I finally get lucky and get the unlucky seat. This unlucky seat should only be resorted to if you absolutely must sit down. It is the seat by the door. Either someone's arm or a coat, or a backpack will be leaning into the opening, onto your head. You can either say something and risk your life, or lean to the right or left for the rest of the ride, emerging with a pain in the neck. I have mastered the art of instinctively knowing when my stop is approaching. If I had to depend on the PA system to alert me, I'd be riding up to Yankee Stadium. Either you can't hear the announcements because the volume on the PA system is too low or, there's static at it's best. When the Conductor is finally able to get his voice heard, he either barely speaks English or he is so angry that morning, he is threatening to put the train out of service if they don't let go of the doors. He is not saying this politely either. Or, to the extreme, we get Conductor, Mr. Jolly, the wanna-be radio DJ, he won't get off the system. Jabbering like an idiot about nothing. And why does the conductor insist on referring to us as customers, when in fact we should be addressed as passengers. Have they not been trained to talk train? Moving right along, I am not only sitting in the unlucky seat, but next to a music lover. The sound emitted from CD players and walkmans were made for the ears of the owners, right? Wrong! They are played so loud that the music, or noise, which ever you want to call it, assaults my delicate ears. These people must truly be deaf. Anyone could easily hear this blasting nose from across the car.
Riding along, when a mother boards with her crying brood. And why on earth would a mother travel in rush hour with a stroller and three kids anyway. Can she not leave a half-hour sooner, or later? No, my toes have been run over with the stroller wheels. Not that I don't have pity for the poor woman, but please pay attention to where you are driving that thing. As I am riding along, minding my own business, toe in pain, trying to tune all this out, across comes the infamous empty soda bottle rolling on the floor that no one will pick up. They just kick it from side to side as if there is a soccer game in progress. Being the nice lady that I am, I finally pick it up to dispose of it once I leave the train. I am not doing this for the nickel deposit or to recycle, but to rid myself of this annoyance. So now I am carrying germs in a bottle.

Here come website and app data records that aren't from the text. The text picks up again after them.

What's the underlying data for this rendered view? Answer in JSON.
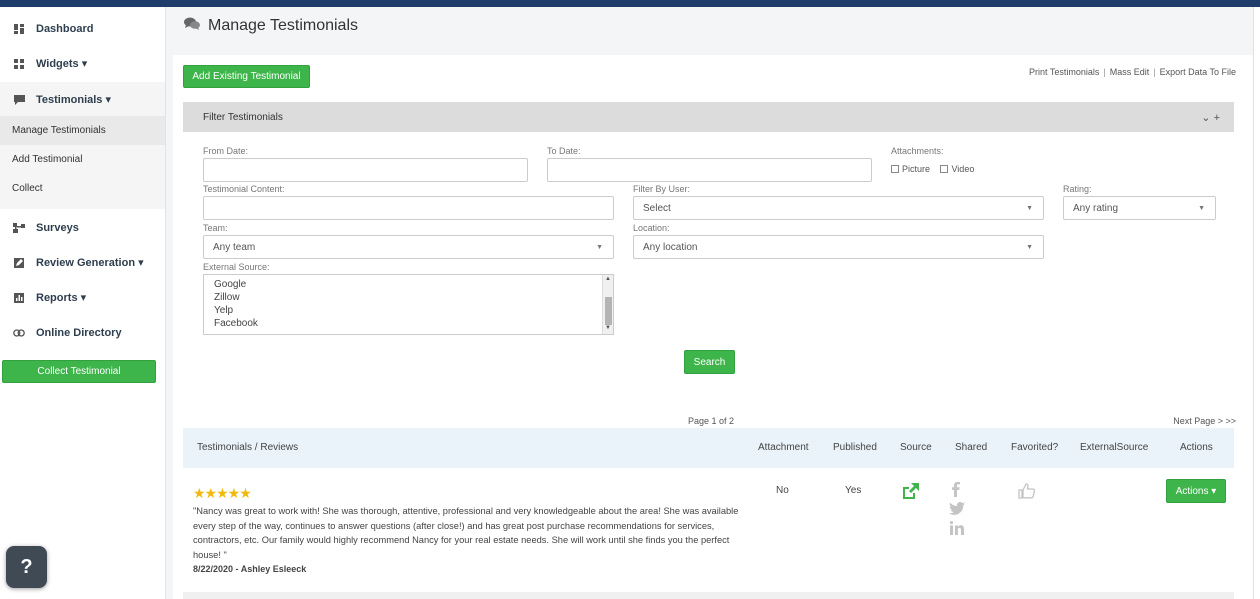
{
  "sidebar": {
    "items": [
      {
        "label": "Dashboard",
        "icon": "dashboard-icon"
      },
      {
        "label": "Widgets ▾",
        "icon": "widgets-icon"
      },
      {
        "label": "Testimonials ▾",
        "icon": "chat-icon"
      },
      {
        "label": "Surveys",
        "icon": "sitemap-icon"
      },
      {
        "label": "Review Generation ▾",
        "icon": "edit-icon"
      },
      {
        "label": "Reports ▾",
        "icon": "bar-chart-icon"
      },
      {
        "label": "Online Directory",
        "icon": "link-icon"
      }
    ],
    "sub_items": [
      "Manage Testimonials",
      "Add Testimonial",
      "Collect"
    ],
    "collect_button": "Collect Testimonial"
  },
  "help_button": "?",
  "page_title": "Manage Testimonials",
  "toolbar": {
    "add_existing": "Add Existing Testimonial",
    "links": [
      "Print Testimonials",
      "Mass Edit",
      "Export Data To File"
    ],
    "link_separator": "|"
  },
  "filter": {
    "title": "Filter Testimonials",
    "toggle": "⌄ +",
    "from_date_label": "From Date:",
    "to_date_label": "To Date:",
    "attachments_label": "Attachments:",
    "attachment_options": [
      "Picture",
      "Video"
    ],
    "content_label": "Testimonial Content:",
    "user_label": "Filter By User:",
    "user_value": "Select",
    "rating_label": "Rating:",
    "rating_value": "Any rating",
    "team_label": "Team:",
    "team_value": "Any team",
    "location_label": "Location:",
    "location_value": "Any location",
    "external_label": "External Source:",
    "external_options": [
      "Google",
      "Zillow",
      "Yelp",
      "Facebook"
    ],
    "search_button": "Search"
  },
  "pagination": {
    "page_text": "Page 1 of 2",
    "next_text": "Next Page > >>"
  },
  "table": {
    "headers": [
      "Testimonials / Reviews",
      "Attachment",
      "Published",
      "Source",
      "Shared",
      "Favorited?",
      "ExternalSource",
      "Actions"
    ],
    "rows": [
      {
        "rating": 5,
        "stars": "★★★★★",
        "text": "\"Nancy was great to work with! She was thorough, attentive, professional and very knowledgeable about the area! She was available every step of the way, continues to answer questions (after close!) and has great post purchase recommendations for services, contractors, etc. Our family would highly recommend Nancy for your real estate needs. She will work until she finds you the perfect house! \"",
        "author": "8/22/2020 - Ashley Esleeck",
        "attachment": "No",
        "published": "Yes",
        "actions": "Actions ▾"
      }
    ]
  },
  "colors": {
    "accent_green": "#3db54a",
    "top_bar": "#1f3d6b",
    "star": "#f1b90b",
    "table_header_bg": "#eaf3fa"
  }
}
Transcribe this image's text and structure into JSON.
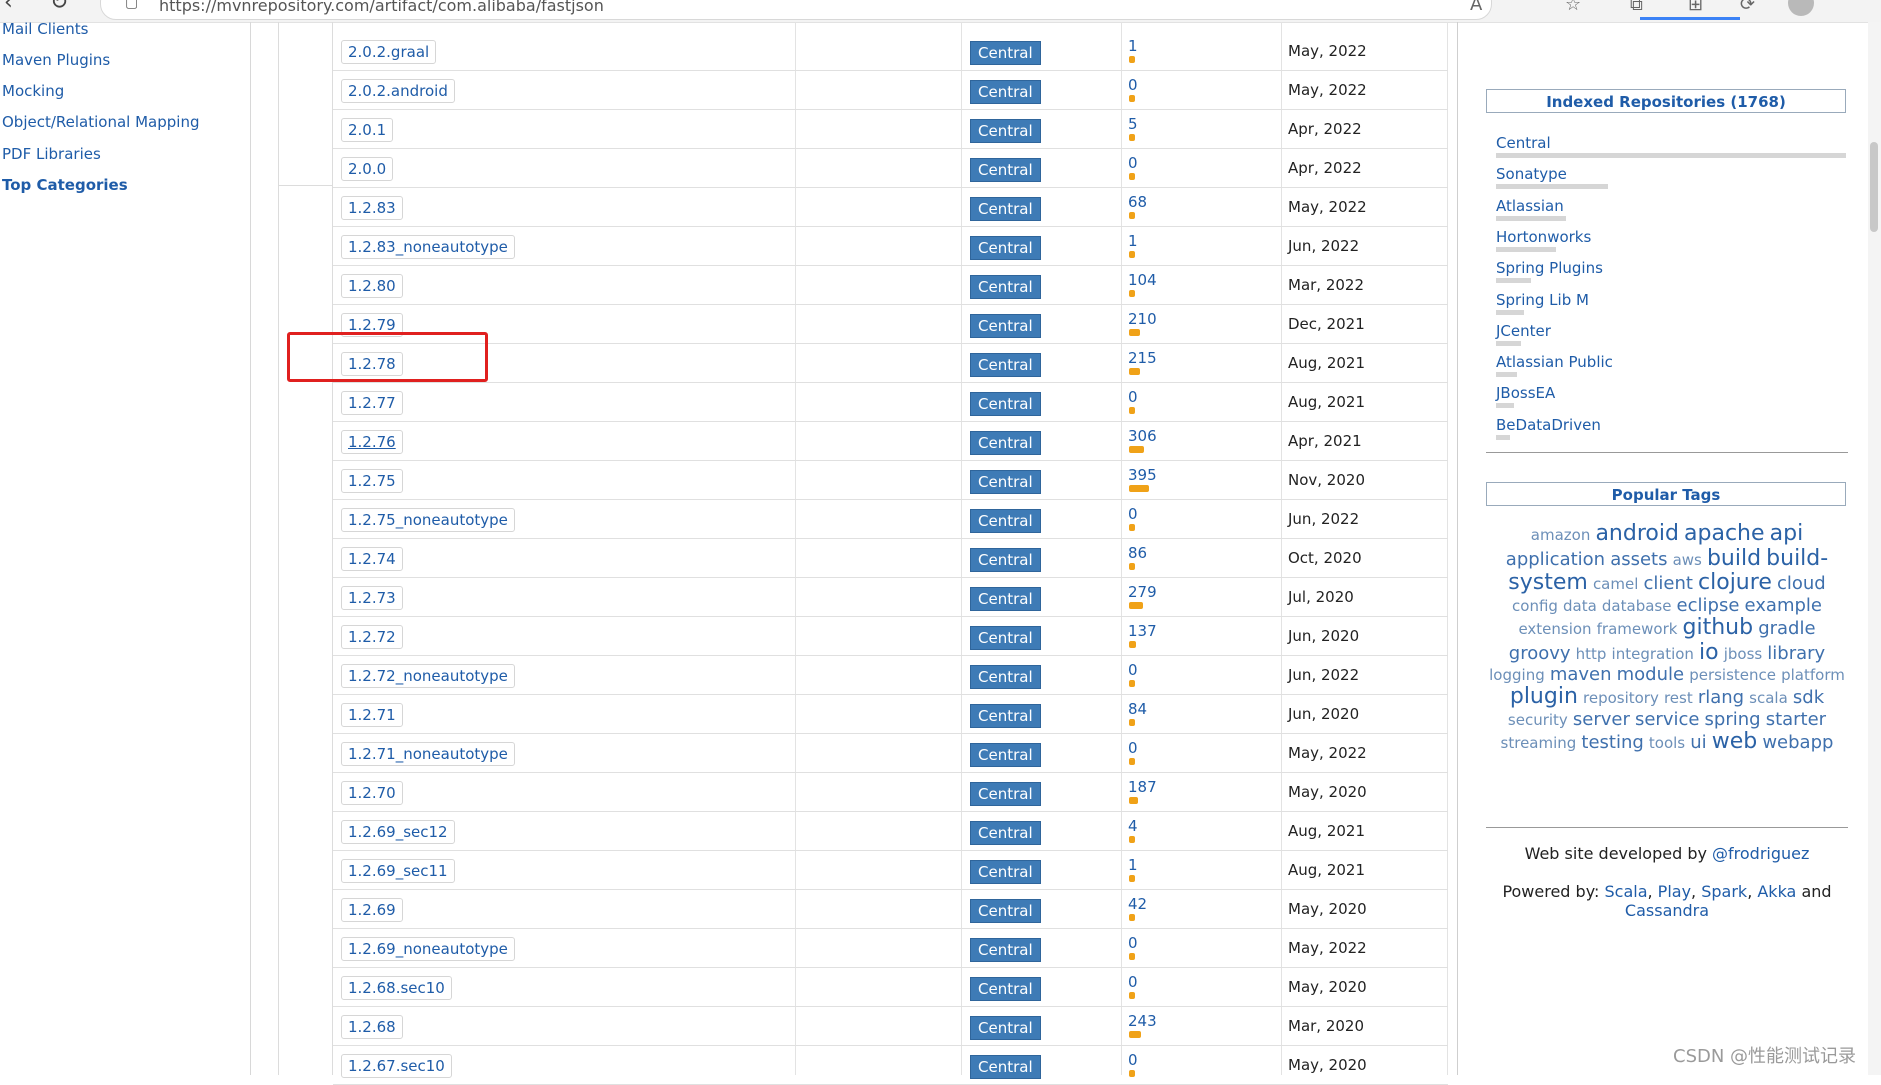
{
  "browser": {
    "url": "https://mvnrepository.com/artifact/com.alibaba/fastjson"
  },
  "left_sidebar": {
    "categories": [
      "Mail Clients",
      "Maven Plugins",
      "Mocking",
      "Object/Relational Mapping",
      "PDF Libraries"
    ],
    "top_categories_label": "Top Categories"
  },
  "versions": {
    "repository_label": "Central",
    "rows": [
      {
        "version": "2.0.2.graal",
        "usages": "1",
        "date": "May, 2022",
        "usage_bar": 0.02
      },
      {
        "version": "2.0.2.android",
        "usages": "0",
        "date": "May, 2022",
        "usage_bar": 0.01
      },
      {
        "version": "2.0.1",
        "usages": "5",
        "date": "Apr, 2022",
        "usage_bar": 0.02
      },
      {
        "version": "2.0.0",
        "usages": "0",
        "date": "Apr, 2022",
        "usage_bar": 0.01
      },
      {
        "version": "1.2.83",
        "usages": "68",
        "date": "May, 2022",
        "usage_bar": 0.17
      },
      {
        "version": "1.2.83_noneautotype",
        "usages": "1",
        "date": "Jun, 2022",
        "usage_bar": 0.02
      },
      {
        "version": "1.2.80",
        "usages": "104",
        "date": "Mar, 2022",
        "usage_bar": 0.26
      },
      {
        "version": "1.2.79",
        "usages": "210",
        "date": "Dec, 2021",
        "usage_bar": 0.53
      },
      {
        "version": "1.2.78",
        "usages": "215",
        "date": "Aug, 2021",
        "usage_bar": 0.54
      },
      {
        "version": "1.2.77",
        "usages": "0",
        "date": "Aug, 2021",
        "usage_bar": 0.01
      },
      {
        "version": "1.2.76",
        "usages": "306",
        "date": "Apr, 2021",
        "usage_bar": 0.77
      },
      {
        "version": "1.2.75",
        "usages": "395",
        "date": "Nov, 2020",
        "usage_bar": 1.0
      },
      {
        "version": "1.2.75_noneautotype",
        "usages": "0",
        "date": "Jun, 2022",
        "usage_bar": 0.01
      },
      {
        "version": "1.2.74",
        "usages": "86",
        "date": "Oct, 2020",
        "usage_bar": 0.22
      },
      {
        "version": "1.2.73",
        "usages": "279",
        "date": "Jul, 2020",
        "usage_bar": 0.71
      },
      {
        "version": "1.2.72",
        "usages": "137",
        "date": "Jun, 2020",
        "usage_bar": 0.35
      },
      {
        "version": "1.2.72_noneautotype",
        "usages": "0",
        "date": "Jun, 2022",
        "usage_bar": 0.01
      },
      {
        "version": "1.2.71",
        "usages": "84",
        "date": "Jun, 2020",
        "usage_bar": 0.21
      },
      {
        "version": "1.2.71_noneautotype",
        "usages": "0",
        "date": "May, 2022",
        "usage_bar": 0.01
      },
      {
        "version": "1.2.70",
        "usages": "187",
        "date": "May, 2020",
        "usage_bar": 0.47
      },
      {
        "version": "1.2.69_sec12",
        "usages": "4",
        "date": "Aug, 2021",
        "usage_bar": 0.02
      },
      {
        "version": "1.2.69_sec11",
        "usages": "1",
        "date": "Aug, 2021",
        "usage_bar": 0.02
      },
      {
        "version": "1.2.69",
        "usages": "42",
        "date": "May, 2020",
        "usage_bar": 0.11
      },
      {
        "version": "1.2.69_noneautotype",
        "usages": "0",
        "date": "May, 2022",
        "usage_bar": 0.01
      },
      {
        "version": "1.2.68.sec10",
        "usages": "0",
        "date": "May, 2020",
        "usage_bar": 0.01
      },
      {
        "version": "1.2.68",
        "usages": "243",
        "date": "Mar, 2020",
        "usage_bar": 0.62
      },
      {
        "version": "1.2.67.sec10",
        "usages": "0",
        "date": "May, 2020",
        "usage_bar": 0.01
      }
    ]
  },
  "right_sidebar": {
    "indexed_title": "Indexed Repositories (1768)",
    "repos": [
      {
        "name": "Central",
        "bar": 1.0
      },
      {
        "name": "Sonatype",
        "bar": 0.32
      },
      {
        "name": "Atlassian",
        "bar": 0.2
      },
      {
        "name": "Hortonworks",
        "bar": 0.17
      },
      {
        "name": "Spring Plugins",
        "bar": 0.1
      },
      {
        "name": "Spring Lib M",
        "bar": 0.08
      },
      {
        "name": "JCenter",
        "bar": 0.07
      },
      {
        "name": "Atlassian Public",
        "bar": 0.06
      },
      {
        "name": "JBossEA",
        "bar": 0.05
      },
      {
        "name": "BeDataDriven",
        "bar": 0.04
      }
    ],
    "tags_title": "Popular Tags",
    "tags": [
      {
        "t": "amazon",
        "s": 1
      },
      {
        "t": "android",
        "s": 3
      },
      {
        "t": "apache",
        "s": 3
      },
      {
        "t": "api",
        "s": 3
      },
      {
        "t": "application",
        "s": 2
      },
      {
        "t": "assets",
        "s": 2
      },
      {
        "t": "aws",
        "s": 1
      },
      {
        "t": "build",
        "s": 3
      },
      {
        "t": "build-system",
        "s": 3
      },
      {
        "t": "camel",
        "s": 1
      },
      {
        "t": "client",
        "s": 2
      },
      {
        "t": "clojure",
        "s": 3
      },
      {
        "t": "cloud",
        "s": 2
      },
      {
        "t": "config",
        "s": 1
      },
      {
        "t": "data",
        "s": 1
      },
      {
        "t": "database",
        "s": 1
      },
      {
        "t": "eclipse",
        "s": 2
      },
      {
        "t": "example",
        "s": 2
      },
      {
        "t": "extension",
        "s": 1
      },
      {
        "t": "framework",
        "s": 1
      },
      {
        "t": "github",
        "s": 3
      },
      {
        "t": "gradle",
        "s": 2
      },
      {
        "t": "groovy",
        "s": 2
      },
      {
        "t": "http",
        "s": 1
      },
      {
        "t": "integration",
        "s": 1
      },
      {
        "t": "io",
        "s": 3
      },
      {
        "t": "jboss",
        "s": 1
      },
      {
        "t": "library",
        "s": 2
      },
      {
        "t": "logging",
        "s": 1
      },
      {
        "t": "maven",
        "s": 2
      },
      {
        "t": "module",
        "s": 2
      },
      {
        "t": "persistence",
        "s": 1
      },
      {
        "t": "platform",
        "s": 1
      },
      {
        "t": "plugin",
        "s": 3
      },
      {
        "t": "repository",
        "s": 1
      },
      {
        "t": "rest",
        "s": 1
      },
      {
        "t": "rlang",
        "s": 2
      },
      {
        "t": "scala",
        "s": 1
      },
      {
        "t": "sdk",
        "s": 2
      },
      {
        "t": "security",
        "s": 1
      },
      {
        "t": "server",
        "s": 2
      },
      {
        "t": "service",
        "s": 2
      },
      {
        "t": "spring",
        "s": 2
      },
      {
        "t": "starter",
        "s": 2
      },
      {
        "t": "streaming",
        "s": 1
      },
      {
        "t": "testing",
        "s": 2
      },
      {
        "t": "tools",
        "s": 1
      },
      {
        "t": "ui",
        "s": 2
      },
      {
        "t": "web",
        "s": 3
      },
      {
        "t": "webapp",
        "s": 2
      }
    ],
    "dev_prefix": "Web site developed by ",
    "dev_handle": "@frodriguez",
    "powered_prefix": "Powered by: ",
    "powered_links": [
      "Scala",
      "Play",
      "Spark",
      "Akka"
    ],
    "powered_and": " and ",
    "powered_last": "Cassandra"
  },
  "watermark": "CSDN @性能测试记录"
}
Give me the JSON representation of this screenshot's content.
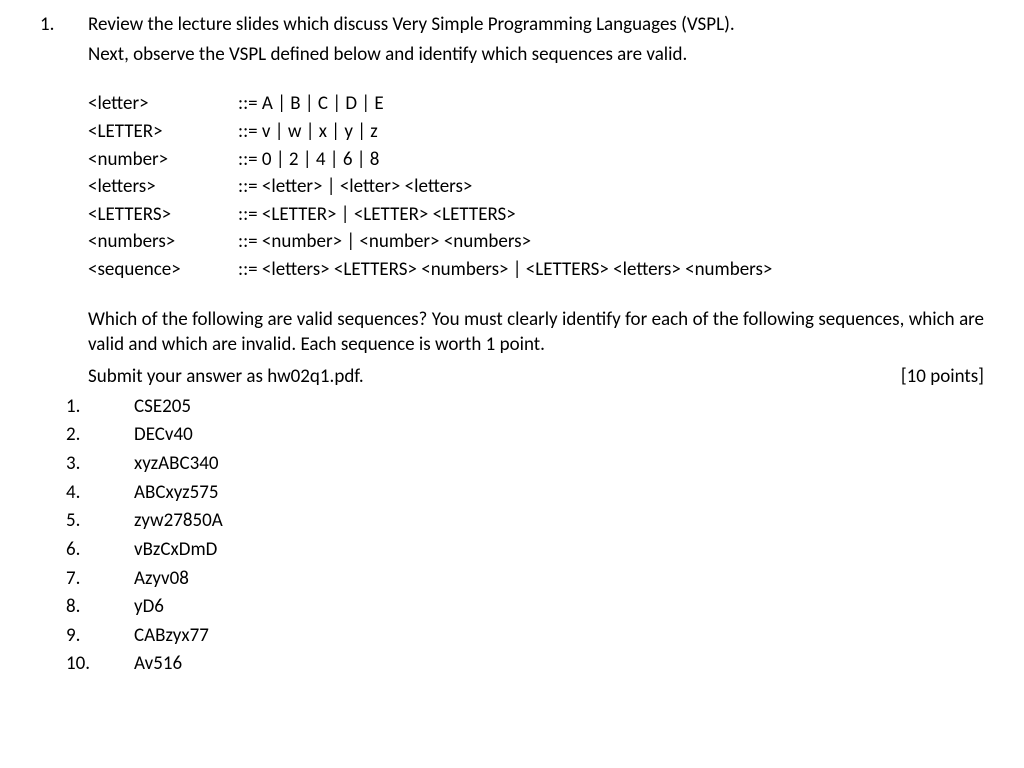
{
  "question_number": "1.",
  "intro_line1": "Review the lecture slides which discuss Very Simple Programming Languages (VSPL).",
  "intro_line2": "Next, observe the VSPL defined below and identify which sequences are valid.",
  "grammar": [
    {
      "lhs": "<letter>",
      "rhs": "::= A | B | C | D | E"
    },
    {
      "lhs": "<LETTER>",
      "rhs": "::= v | w | x | y | z"
    },
    {
      "lhs": "<number>",
      "rhs": "::= 0 | 2 | 4 | 6 | 8"
    },
    {
      "lhs": "<letters>",
      "rhs": "::= <letter> | <letter> <letters>"
    },
    {
      "lhs": "<LETTERS>",
      "rhs": "::= <LETTER> | <LETTER> <LETTERS>"
    },
    {
      "lhs": "<numbers>",
      "rhs": "::= <number> | <number> <numbers>"
    },
    {
      "lhs": "<sequence>",
      "rhs": "::= <letters> <LETTERS> <numbers> | <LETTERS> <letters> <numbers>"
    }
  ],
  "instructions": "Which of the following are valid sequences? You must clearly identify for each of the following sequences, which are valid and which are invalid. Each sequence is worth 1 point.",
  "submit_text": "Submit your answer as hw02q1.pdf.",
  "points_text": "[10 points]",
  "sequences": [
    {
      "n": "1.",
      "v": "CSE205"
    },
    {
      "n": "2.",
      "v": "DECv40"
    },
    {
      "n": "3.",
      "v": "xyzABC340"
    },
    {
      "n": "4.",
      "v": "ABCxyz575"
    },
    {
      "n": "5.",
      "v": "zyw27850A"
    },
    {
      "n": "6.",
      "v": "vBzCxDmD"
    },
    {
      "n": "7.",
      "v": "Azyv08"
    },
    {
      "n": "8.",
      "v": "yD6"
    },
    {
      "n": "9.",
      "v": "CABzyx77"
    },
    {
      "n": "10.",
      "v": "Av516"
    }
  ]
}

A struggling overweight woman boards and takes a seat across from me. She takes up a seat and a half. Being a person of compassion, this would be fine with me, however, there are those who insist on squeezing into that little half seat. Would it kill them to just stand and let the person sit in peace and comfort? Then comes the highlight of this ride home, when my eyes become fixated. Two women, twins, about sixty years old sit across from me. They are dressed exactly the same! I can accept children who are twins and are playing the fashion game, but these two old bags? Their hair was jet black, not a strand of grey, piled high in a beehive, not a hair out of place, on either of them. They are wearing bright ruby red lipstick with white pancake make-up. They wore a black and white herringbone coat with a patent leather handbags. And, white gloves. The war is over ladies, it is not 1940 and you are not twelve.
What ever happened to Baby Jane? These two would know. They must have had their mother in a plastic garbage bag somewhere plastered in a wall. I almost missed my stop. The sight of these two really screwed up my automatic pilot. While many of my complaints are noise related, the crux of is the lack of plain old fashioned consideration. Basically, people are traveling as if they are in the back seat of their privately driven limo. If I could only introduce crowds to manners, what a ride it would be.